◆ **Brief**
Only lines with the string "this" are wanted. Pull them out of the data.

(Information)

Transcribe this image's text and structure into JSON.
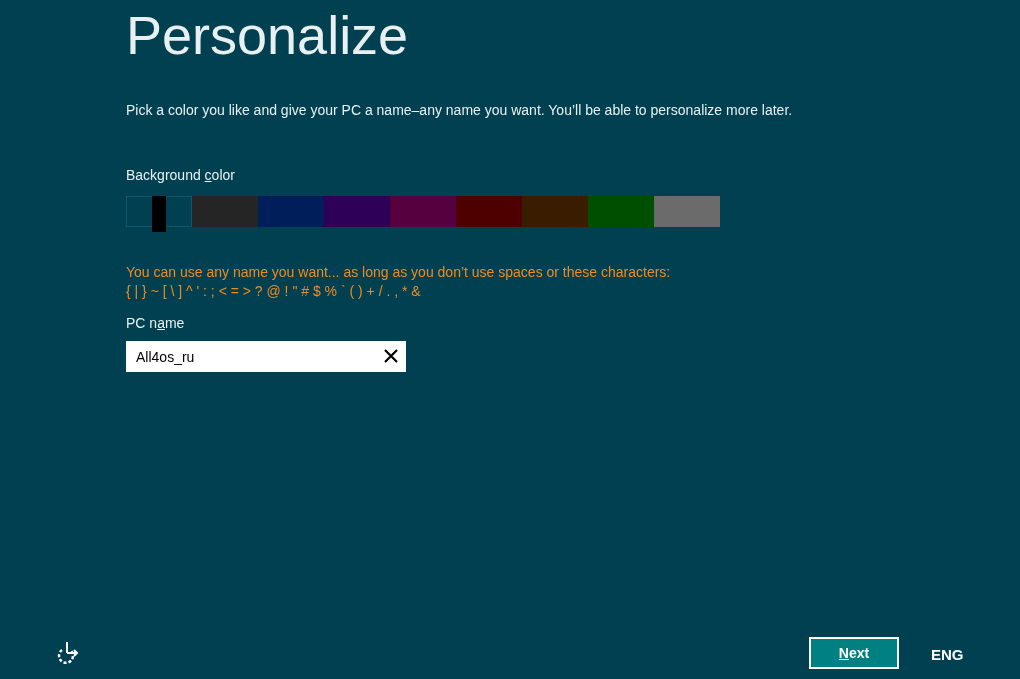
{
  "title": "Personalize",
  "intro": "Pick a color you like and give your PC a name–any name you want. You’ll be able to personalize more later.",
  "background_color": {
    "label": {
      "before": "Background ",
      "access_key": "c",
      "after": "olor"
    },
    "swatches": [
      {
        "color": "#004050",
        "selected": true
      },
      {
        "color": "#252525",
        "selected": false
      },
      {
        "color": "#001e5a",
        "selected": false
      },
      {
        "color": "#2e0058",
        "selected": false
      },
      {
        "color": "#560040",
        "selected": false
      },
      {
        "color": "#4e0000",
        "selected": false
      },
      {
        "color": "#3a1c00",
        "selected": false
      },
      {
        "color": "#004f00",
        "selected": false
      },
      {
        "color": "#6b6b6b",
        "selected": false
      }
    ]
  },
  "name_hint": [
    "You can use any name you want... as long as you don’t use spaces or these characters:",
    "{ | } ~ [ \\ ] ^ ' : ; < = > ? @ ! \" # $ % ` ( ) + / . , * &"
  ],
  "pc_name": {
    "label": {
      "before": "PC n",
      "access_key": "a",
      "after": "me"
    },
    "value": "All4os_ru"
  },
  "next_button": {
    "access_key": "N",
    "after": "ext"
  },
  "language": "ENG"
}
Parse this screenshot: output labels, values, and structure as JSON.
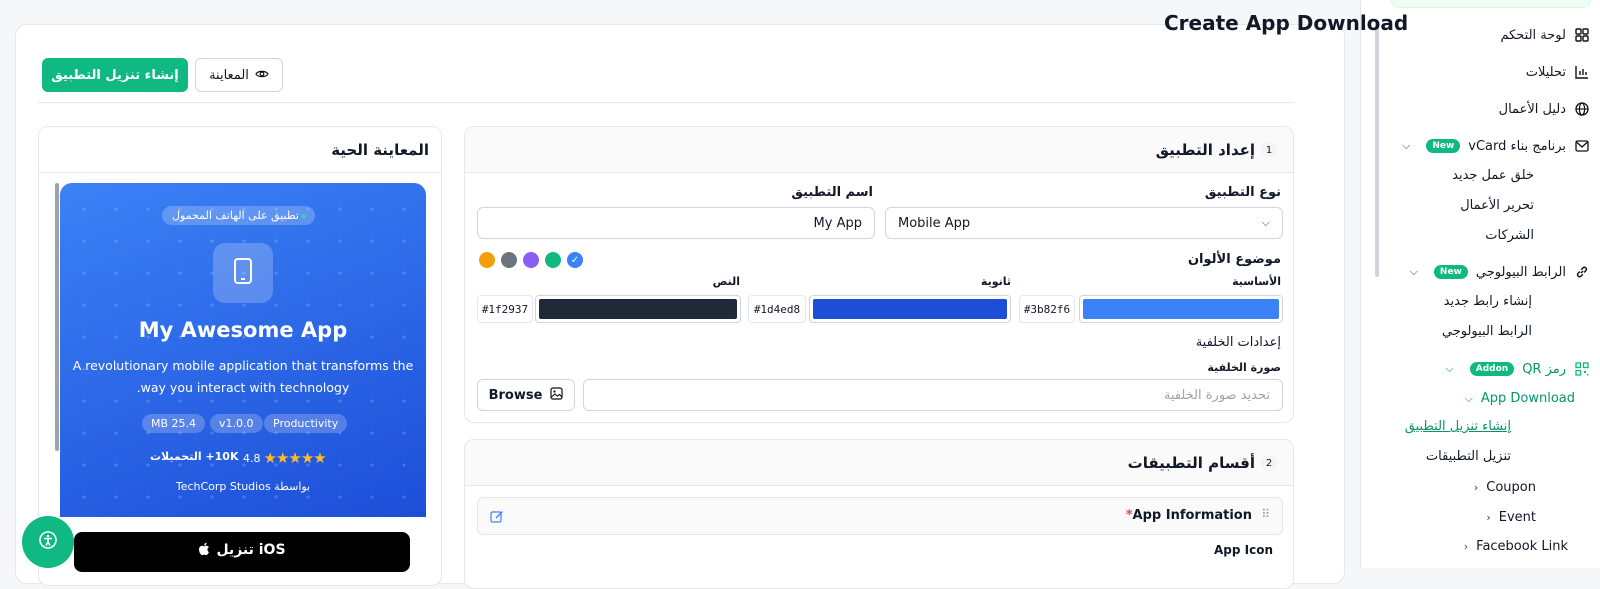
{
  "page": {
    "title": "Create App Download"
  },
  "toolbar": {
    "create_label": "إنشاء تنزيل التطبيق",
    "preview_label": "المعاينة"
  },
  "sidebar": {
    "items": [
      {
        "label": "لوحة التحكم",
        "icon": "dashboard-icon"
      },
      {
        "label": "تحليلات",
        "icon": "chart-icon"
      },
      {
        "label": "دليل الأعمال",
        "icon": "globe-icon"
      },
      {
        "label": "برنامج بناء vCard",
        "icon": "mail-icon",
        "badge": "New"
      },
      {
        "label": "الرابط البيولوجي",
        "icon": "link-icon",
        "badge": "New"
      },
      {
        "label": "رمز QR",
        "icon": "qr-icon",
        "badge": "Addon"
      }
    ],
    "vcard_sub": [
      "خلق عمل جديد",
      "تحرير الأعمال",
      "الشركات"
    ],
    "bio_sub": [
      "إنشاء رابط جديد",
      "الرابط البيولوجي"
    ],
    "qr_group": "App Download",
    "qr_sub": [
      "إنشاء تنزيل التطبيق",
      "تنزيل التطبيقات"
    ],
    "collapsed": [
      "Coupon",
      "Event",
      "Facebook Link"
    ]
  },
  "setup": {
    "number": "1",
    "title": "إعداد التطبيق",
    "app_type_label": "نوع التطبيق",
    "app_type_value": "Mobile App",
    "app_name_label": "اسم التطبيق",
    "app_name_value": "My App",
    "theme_label": "موضوع الألوان",
    "theme_swatches": [
      "#3b82f6",
      "#10b981",
      "#8b5cf6",
      "#6b7280",
      "#f59e0b"
    ],
    "primary_label": "الأساسية",
    "primary_hex": "#3b82f6",
    "secondary_label": "ثانوية",
    "secondary_hex": "#1d4ed8",
    "text_label": "النص",
    "text_hex": "#1f2937",
    "bg_settings_label": "إعدادات الخلفية",
    "bg_image_label": "صورة الخلفية",
    "bg_placeholder": "تحديد صورة الخلفية",
    "browse_label": "Browse"
  },
  "sections": {
    "number": "2",
    "title": "أقسام التطبيقات",
    "item_title": "App Information",
    "required_mark": "*",
    "next_label": "App Icon"
  },
  "preview": {
    "title": "المعاينة الحية",
    "badge": "تطبيق على الهاتف المحمول",
    "app_name": "My Awesome App",
    "description_1": "A revolutionary mobile application that transforms the",
    "description_2": "way you interact with technology.",
    "tags": [
      "Productivity",
      "v1.0.0",
      "25.4 MB"
    ],
    "rating": "4.8",
    "stars": 5,
    "downloads": "10K+ التحميلات",
    "developer": "بواسطة TechCorp Studios",
    "ios_label": "تنزيل iOS"
  }
}
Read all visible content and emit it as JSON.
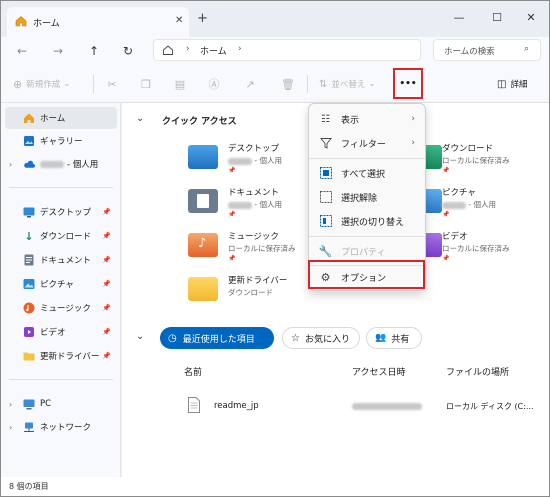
{
  "tab": {
    "title": "ホーム"
  },
  "address": {
    "crumb": "ホーム"
  },
  "search": {
    "placeholder": "ホームの検索"
  },
  "toolbar": {
    "new_label": "新規作成",
    "sort_label": "並べ替え",
    "more_label": "•••",
    "details_label": "詳細"
  },
  "sidebar": {
    "items": [
      {
        "label": "ホーム"
      },
      {
        "label": "ギャラリー"
      },
      {
        "label": "- 個人用"
      },
      {
        "label": "デスクトップ"
      },
      {
        "label": "ダウンロード"
      },
      {
        "label": "ドキュメント"
      },
      {
        "label": "ピクチャ"
      },
      {
        "label": "ミュージック"
      },
      {
        "label": "ビデオ"
      },
      {
        "label": "更新ドライバー"
      },
      {
        "label": "PC"
      },
      {
        "label": "ネットワーク"
      }
    ]
  },
  "quick": {
    "header": "クイック アクセス",
    "folders": [
      {
        "name": "デスクトップ",
        "sub": "- 個人用"
      },
      {
        "name": "ドキュメント",
        "sub": "- 個人用"
      },
      {
        "name": "ミュージック",
        "sub": "ローカルに保存済み"
      },
      {
        "name": "更新ドライバー",
        "sub": "ダウンロード"
      },
      {
        "name": "ダウンロード",
        "sub": "ローカルに保存済み"
      },
      {
        "name": "ピクチャ",
        "sub": "- 個人用"
      },
      {
        "name": "ビデオ",
        "sub": "ローカルに保存済み"
      }
    ]
  },
  "recent": {
    "tabs": [
      "最近使用した項目",
      "お気に入り",
      "共有"
    ],
    "columns": [
      "名前",
      "アクセス日時",
      "ファイルの場所"
    ],
    "rows": [
      {
        "name": "readme_jp",
        "location": "ローカル ディスク (C:..."
      }
    ]
  },
  "menu": {
    "items": [
      {
        "label": "表示"
      },
      {
        "label": "フィルター"
      },
      {
        "label": "すべて選択"
      },
      {
        "label": "選択解除"
      },
      {
        "label": "選択の切り替え"
      },
      {
        "label": "プロパティ"
      },
      {
        "label": "オプション"
      }
    ]
  },
  "status": {
    "text": "8 個の項目"
  },
  "colors": {
    "accent": "#0067c0",
    "highlight": "#d9262b"
  }
}
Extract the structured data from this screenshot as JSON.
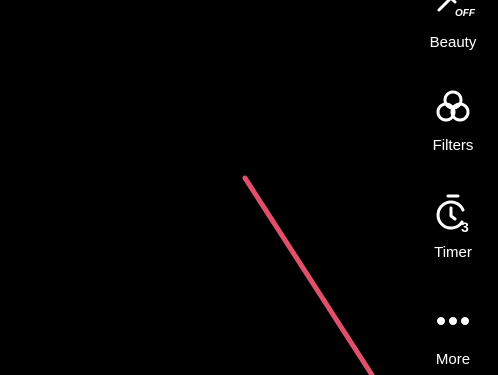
{
  "side_toolbar": {
    "beauty": {
      "label": "Beauty",
      "icon": "beauty-off-icon",
      "badge": "OFF"
    },
    "filters": {
      "label": "Filters",
      "icon": "filters-icon"
    },
    "timer": {
      "label": "Timer",
      "icon": "timer-3s-icon",
      "value": "3"
    },
    "more": {
      "label": "More",
      "icon": "more-dots-icon"
    }
  },
  "colors": {
    "background": "#000000",
    "icon": "#ffffff",
    "annotation_line": "#e0506a"
  }
}
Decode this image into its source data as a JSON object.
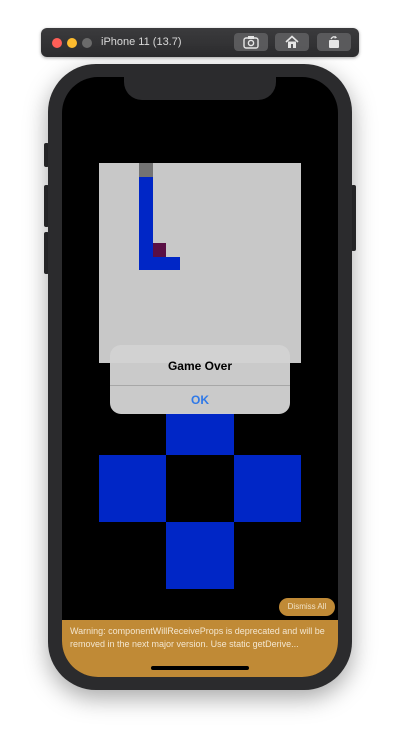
{
  "simulator": {
    "title": "iPhone 11 (13.7)",
    "buttons": [
      "screenshot-icon",
      "home-icon",
      "rotate-icon"
    ]
  },
  "alert": {
    "title": "Game Over",
    "ok_label": "OK"
  },
  "warning": {
    "dismiss_label": "Dismiss All",
    "message": "Warning: componentWillReceiveProps is deprecated and will be removed in the next major version. Use static getDerive..."
  },
  "colors": {
    "board": "#c8c8c8",
    "piece_blue": "#0026c6",
    "piece_gray": "#737373",
    "piece_purple": "#5a0f45",
    "warning_bg": "#c08a36",
    "alert_button": "#2f79e8"
  }
}
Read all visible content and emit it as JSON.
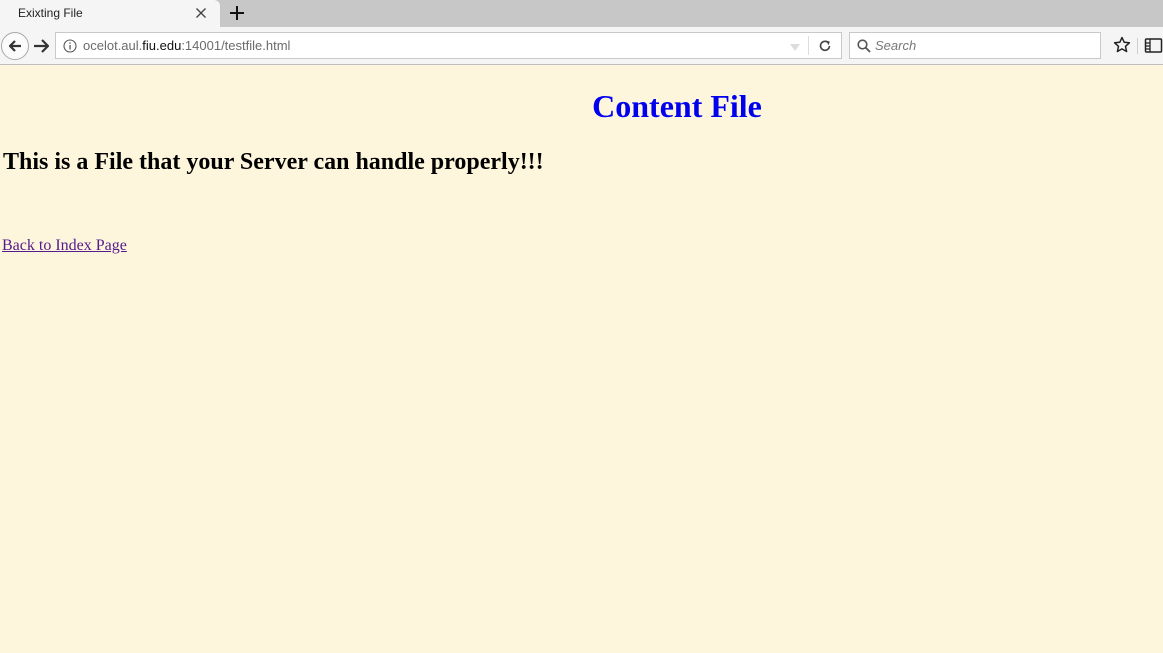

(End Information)

◆ **Task result**
Transcribe this image's text and structure into JSON.
Parse this screenshot: output labels, values, and structure as JSON.
Extract the structured data from this screenshot as JSON.
Decode this image into its source data as a JSON object.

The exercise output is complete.